= Task to complete =
Every line of the data below must be given again exactly.

(Page and application data records)
####################

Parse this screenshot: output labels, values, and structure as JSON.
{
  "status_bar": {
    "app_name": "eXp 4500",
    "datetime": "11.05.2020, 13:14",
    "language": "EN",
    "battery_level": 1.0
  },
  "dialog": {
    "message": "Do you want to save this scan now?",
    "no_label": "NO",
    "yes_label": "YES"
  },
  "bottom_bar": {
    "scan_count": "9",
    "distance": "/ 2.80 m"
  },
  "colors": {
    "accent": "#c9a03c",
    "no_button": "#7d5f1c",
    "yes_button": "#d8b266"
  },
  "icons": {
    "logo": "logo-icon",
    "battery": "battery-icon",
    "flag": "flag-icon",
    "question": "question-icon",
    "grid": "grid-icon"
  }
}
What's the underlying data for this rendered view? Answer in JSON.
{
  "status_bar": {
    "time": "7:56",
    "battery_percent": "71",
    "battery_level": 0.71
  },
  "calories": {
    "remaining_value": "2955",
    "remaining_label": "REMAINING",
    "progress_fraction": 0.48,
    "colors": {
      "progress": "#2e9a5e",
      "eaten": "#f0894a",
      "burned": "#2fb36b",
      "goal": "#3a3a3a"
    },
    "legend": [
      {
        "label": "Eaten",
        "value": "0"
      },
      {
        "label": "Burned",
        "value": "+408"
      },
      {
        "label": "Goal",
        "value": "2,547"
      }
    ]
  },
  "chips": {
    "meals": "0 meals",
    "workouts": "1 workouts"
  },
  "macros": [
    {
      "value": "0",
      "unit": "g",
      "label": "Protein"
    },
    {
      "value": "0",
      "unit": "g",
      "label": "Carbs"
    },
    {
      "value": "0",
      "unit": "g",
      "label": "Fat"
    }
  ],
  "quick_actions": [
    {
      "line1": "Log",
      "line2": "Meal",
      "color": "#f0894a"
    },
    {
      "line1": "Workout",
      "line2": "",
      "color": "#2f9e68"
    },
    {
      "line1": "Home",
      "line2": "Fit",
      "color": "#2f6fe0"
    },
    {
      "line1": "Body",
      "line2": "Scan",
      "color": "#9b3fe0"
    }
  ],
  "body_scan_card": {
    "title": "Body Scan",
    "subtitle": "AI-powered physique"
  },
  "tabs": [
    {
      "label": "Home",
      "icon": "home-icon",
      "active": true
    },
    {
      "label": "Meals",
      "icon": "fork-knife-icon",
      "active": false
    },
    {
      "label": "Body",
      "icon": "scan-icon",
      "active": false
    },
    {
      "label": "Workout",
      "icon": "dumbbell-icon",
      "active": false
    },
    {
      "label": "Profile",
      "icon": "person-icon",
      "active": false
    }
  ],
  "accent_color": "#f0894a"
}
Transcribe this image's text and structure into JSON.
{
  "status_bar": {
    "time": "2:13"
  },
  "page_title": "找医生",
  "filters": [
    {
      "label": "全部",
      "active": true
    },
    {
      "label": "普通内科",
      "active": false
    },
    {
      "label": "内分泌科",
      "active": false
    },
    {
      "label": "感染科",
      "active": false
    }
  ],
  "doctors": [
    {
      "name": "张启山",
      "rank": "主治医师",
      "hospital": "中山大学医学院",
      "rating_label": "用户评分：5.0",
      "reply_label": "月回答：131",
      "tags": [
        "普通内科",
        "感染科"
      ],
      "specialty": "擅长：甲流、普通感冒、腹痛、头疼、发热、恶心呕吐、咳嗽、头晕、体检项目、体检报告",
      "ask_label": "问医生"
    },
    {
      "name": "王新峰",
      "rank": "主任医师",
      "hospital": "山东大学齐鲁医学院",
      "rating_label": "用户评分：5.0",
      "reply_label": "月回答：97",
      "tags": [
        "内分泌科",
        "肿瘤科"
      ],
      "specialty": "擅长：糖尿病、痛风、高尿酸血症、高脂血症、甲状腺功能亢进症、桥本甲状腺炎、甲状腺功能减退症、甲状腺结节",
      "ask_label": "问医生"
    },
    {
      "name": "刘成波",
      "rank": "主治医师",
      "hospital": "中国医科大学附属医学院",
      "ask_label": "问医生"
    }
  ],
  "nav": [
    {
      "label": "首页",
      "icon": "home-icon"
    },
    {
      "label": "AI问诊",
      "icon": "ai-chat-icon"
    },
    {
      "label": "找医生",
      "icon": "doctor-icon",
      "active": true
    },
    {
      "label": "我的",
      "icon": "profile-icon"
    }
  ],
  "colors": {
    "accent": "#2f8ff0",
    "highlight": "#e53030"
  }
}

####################

= Written answer =
Parse this screenshot: output labels, values, and structure as JSON.
{
  "status_bar": {
    "app_name": "eXp 4500",
    "datetime": "11.05.2020, 13:14",
    "language": "EN",
    "battery_level": 1.0
  },
  "dialog": {
    "message": "Do you want to save this scan now?",
    "no_label": "NO",
    "yes_label": "YES"
  },
  "bottom_bar": {
    "scan_count": "9",
    "distance": "/ 2.80 m"
  },
  "colors": {
    "accent": "#c9a03c",
    "no_button": "#7d5f1c",
    "yes_button": "#d8b266"
  },
  "icons": {
    "logo": "logo-icon",
    "battery": "battery-icon",
    "flag": "flag-icon",
    "question": "question-icon",
    "grid": "grid-icon"
  }
}
What's the underlying data for this rendered view? Answer in JSON.
{
  "status_bar": {
    "time": "7:56",
    "battery_percent": "71",
    "battery_level": 0.71
  },
  "calories": {
    "remaining_value": "2955",
    "remaining_label": "REMAINING",
    "progress_fraction": 0.48,
    "colors": {
      "progress": "#2e9a5e",
      "eaten": "#f0894a",
      "burned": "#2fb36b",
      "goal": "#3a3a3a"
    },
    "legend": [
      {
        "label": "Eaten",
        "value": "0"
      },
      {
        "label": "Burned",
        "value": "+408"
      },
      {
        "label": "Goal",
        "value": "2,547"
      }
    ]
  },
  "chips": {
    "meals": "0 meals",
    "workouts": "1 workouts"
  },
  "macros": [
    {
      "value": "0",
      "unit": "g",
      "label": "Protein"
    },
    {
      "value": "0",
      "unit": "g",
      "label": "Carbs"
    },
    {
      "value": "0",
      "unit": "g",
      "label": "Fat"
    }
  ],
  "quick_actions": [
    {
      "line1": "Log",
      "line2": "Meal",
      "color": "#f0894a"
    },
    {
      "line1": "Workout",
      "line2": "",
      "color": "#2f9e68"
    },
    {
      "line1": "Home",
      "line2": "Fit",
      "color": "#2f6fe0"
    },
    {
      "line1": "Body",
      "line2": "Scan",
      "color": "#9b3fe0"
    }
  ],
  "body_scan_card": {
    "title": "Body Scan",
    "subtitle": "AI-powered physique"
  },
  "tabs": [
    {
      "label": "Home",
      "icon": "home-icon",
      "active": true
    },
    {
      "label": "Meals",
      "icon": "fork-knife-icon",
      "active": false
    },
    {
      "label": "Body",
      "icon": "scan-icon",
      "active": false
    },
    {
      "label": "Workout",
      "icon": "dumbbell-icon",
      "active": false
    },
    {
      "label": "Profile",
      "icon": "person-icon",
      "active": false
    }
  ],
  "accent_color": "#f0894a"
}
Transcribe this image's text and structure into JSON.
{
  "status_bar": {
    "time": "2:13"
  },
  "page_title": "找医生",
  "filters": [
    {
      "label": "全部",
      "active": true
    },
    {
      "label": "普通内科",
      "active": false
    },
    {
      "label": "内分泌科",
      "active": false
    },
    {
      "label": "感染科",
      "active": false
    }
  ],
  "doctors": [
    {
      "name": "张启山",
      "rank": "主治医师",
      "hospital": "中山大学医学院",
      "rating_label": "用户评分：5.0",
      "reply_label": "月回答：131",
      "tags": [
        "普通内科",
        "感染科"
      ],
      "specialty": "擅长：甲流、普通感冒、腹痛、头疼、发热、恶心呕吐、咳嗽、头晕、体检项目、体检报告",
      "ask_label": "问医生"
    },
    {
      "name": "王新峰",
      "rank": "主任医师",
      "hospital": "山东大学齐鲁医学院",
      "rating_label": "用户评分：5.0",
      "reply_label": "月回答：97",
      "tags": [
        "内分泌科",
        "肿瘤科"
      ],
      "specialty": "擅长：糖尿病、痛风、高尿酸血症、高脂血症、甲状腺功能亢进症、桥本甲状腺炎、甲状腺功能减退症、甲状腺结节",
      "ask_label": "问医生"
    },
    {
      "name": "刘成波",
      "rank": "主治医师",
      "hospital": "中国医科大学附属医学院",
      "ask_label": "问医生"
    }
  ],
  "nav": [
    {
      "label": "首页",
      "icon": "home-icon"
    },
    {
      "label": "AI问诊",
      "icon": "ai-chat-icon"
    },
    {
      "label": "找医生",
      "icon": "doctor-icon",
      "active": true
    },
    {
      "label": "我的",
      "icon": "profile-icon"
    }
  ],
  "colors": {
    "accent": "#2f8ff0",
    "highlight": "#e53030"
  }
}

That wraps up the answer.